Social and economic values

The Snowy Mountains Hydro-electric Scheme provides substantial economic value as a major generator of renewable electricity. Water diverted from the Snowy River also supports irrigated agriculture in NSW and Victorian parts of the Murray–Darling Basin. The Snowy River and its estuary are a drawcard for the many tourists who enjoy camping, boating, kayaking, swimming and recreational fishing.

Conditions 2018

The water year in the Snowy system runs from May to April. In the 2017–18 water year, 214,400 ML of water for the environment was released to the Snowy River, which is the largest volume of water ever released from Lake Jindabyne to the Snowy River in one year. The water for the environment was used to deliver five, high-flow events, with peak flows up to 8,000 ML per day in winter and spring.

Scope of environmental watering

Environmental watering from May 2018 to April 2019 aims to mimic the typical flow pattern of a mixed snowmelt/ rainfall river system characteristic of the Snowy Mountains. The releases aim to support ecological processes in the Snowy River below Jindabyne Dam and maintain a healthy river that is much smaller than the natural channel that existed before the river was regulated. 

The aim of environmental flows in the Snowy River is to restore physical and ecological processes that support aquatic habitats and productivity. East Gippsland CMA has monitored the lower reaches and estuary over the past six years. The results show that the managed environmental flows contribute to these physical and ecological outcomes.

Five peak flows are scheduled between August and October 2018. A large, flushing flow is scheduled for midOctober 2018 and includes an eight-hour peak equivalent to 4,800 ML per day. Other peak flows will mimic winter rainfall events. These peak flows aim to improve the physical attributes of the river by scouring and depositing sediment and increasing available aquatic habitat. High flows are sustained from July–December to help mix water in the estuary for the benefit of plants and fish (such as Australian bass). Low flows will then be released until the end of the water year in April 2019.

The total volume planned for release in 2018–19 (including contributions from water savings in Victoria and NSW) is 136,677 ML.

Engagement

The NSW Government is responsible for planning environmental flow releases in the Snowy River and consults the Victorian Government about the planned releases.

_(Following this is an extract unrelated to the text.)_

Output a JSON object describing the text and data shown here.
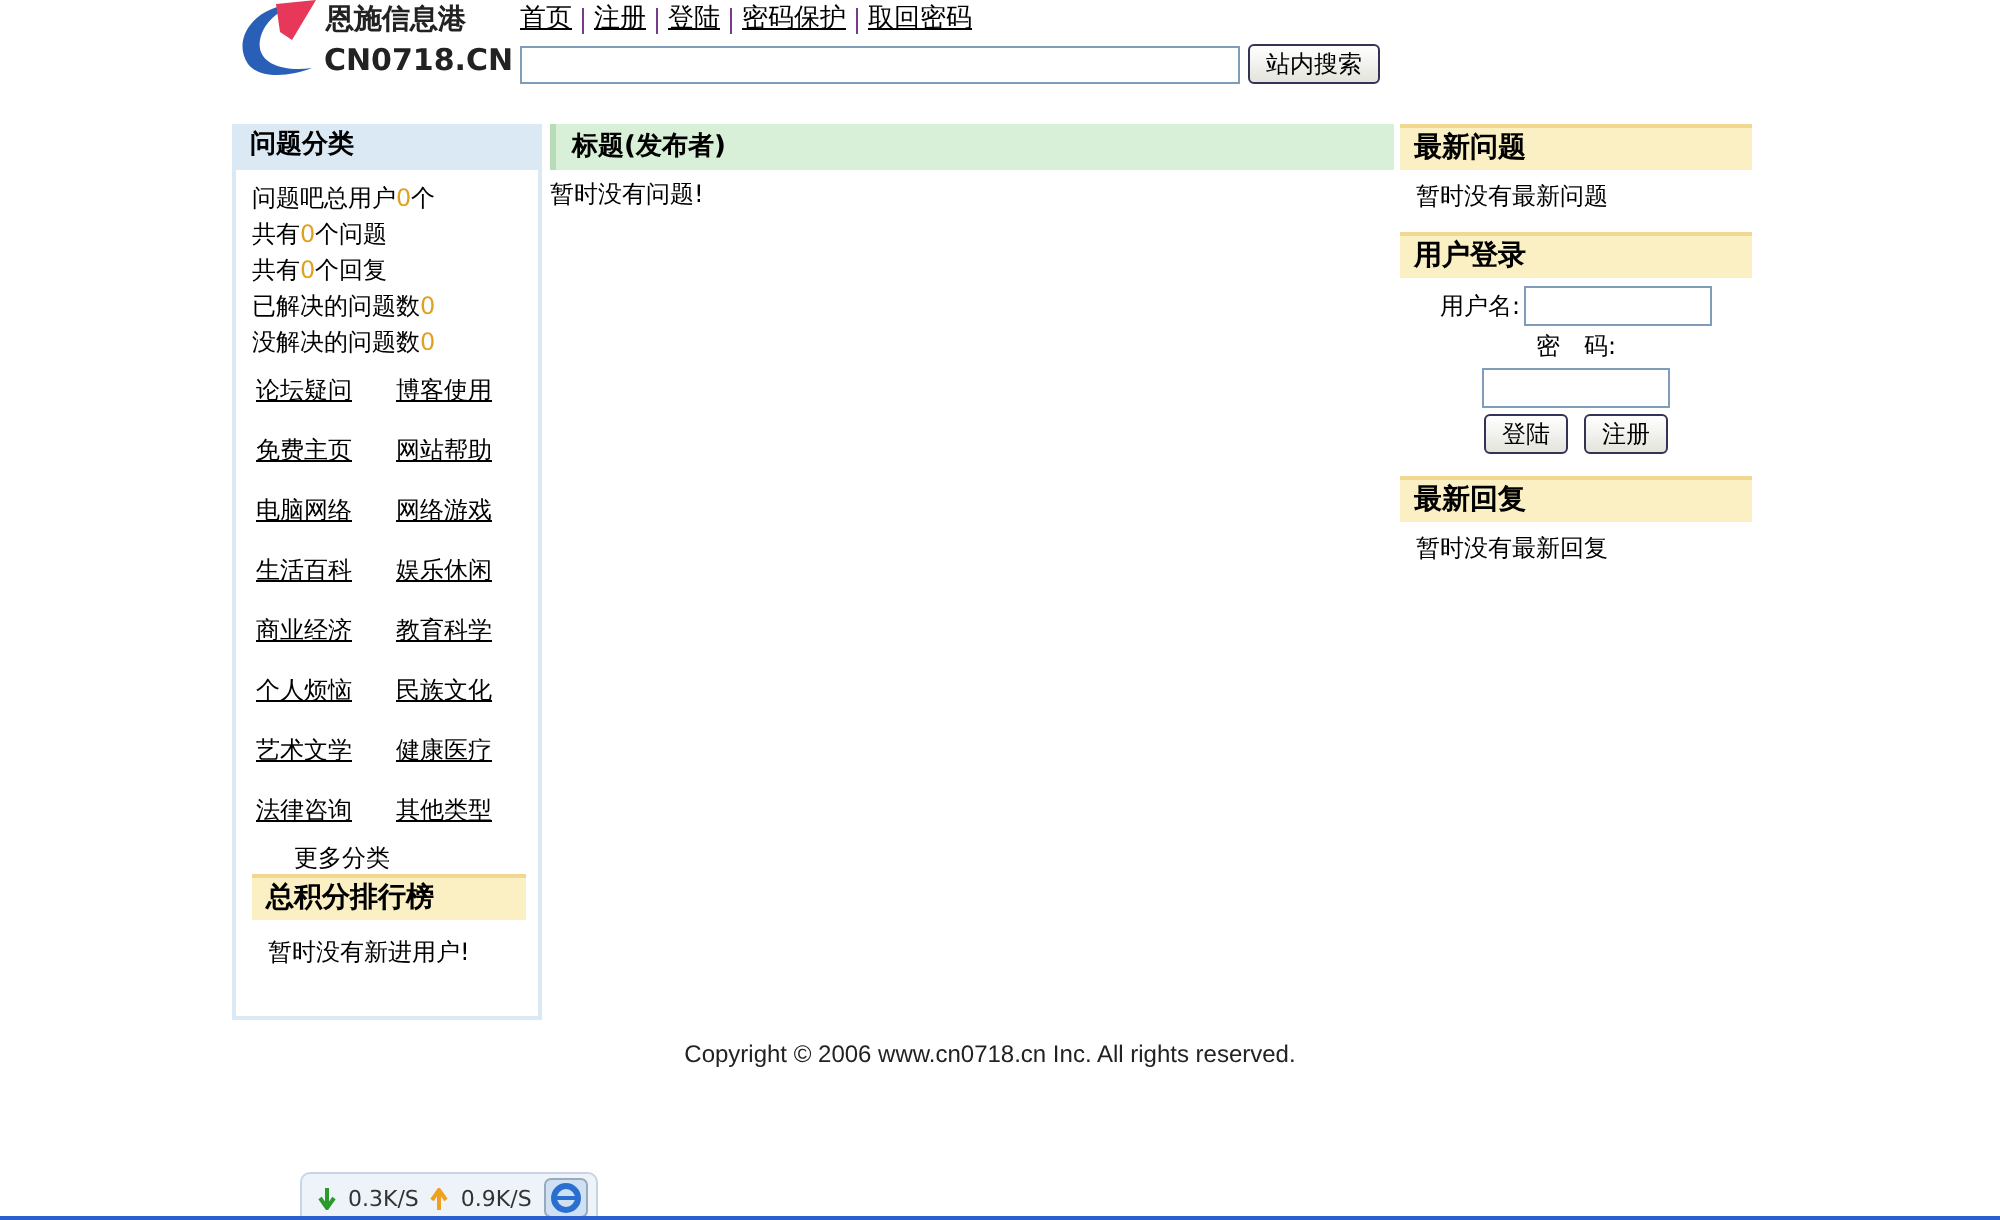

In 2018, the Snowy Advisory Committee will be formed. Its members will represent Aboriginal, local community and environmental interests, alongside relevant NSW and Victorian government agencies. The role of the Snowy Advisory Committee will be to provide community and expert input about the pattern of environmental flow releases to the Snowy River and Snowy montane rivers, to ensure their ongoing health.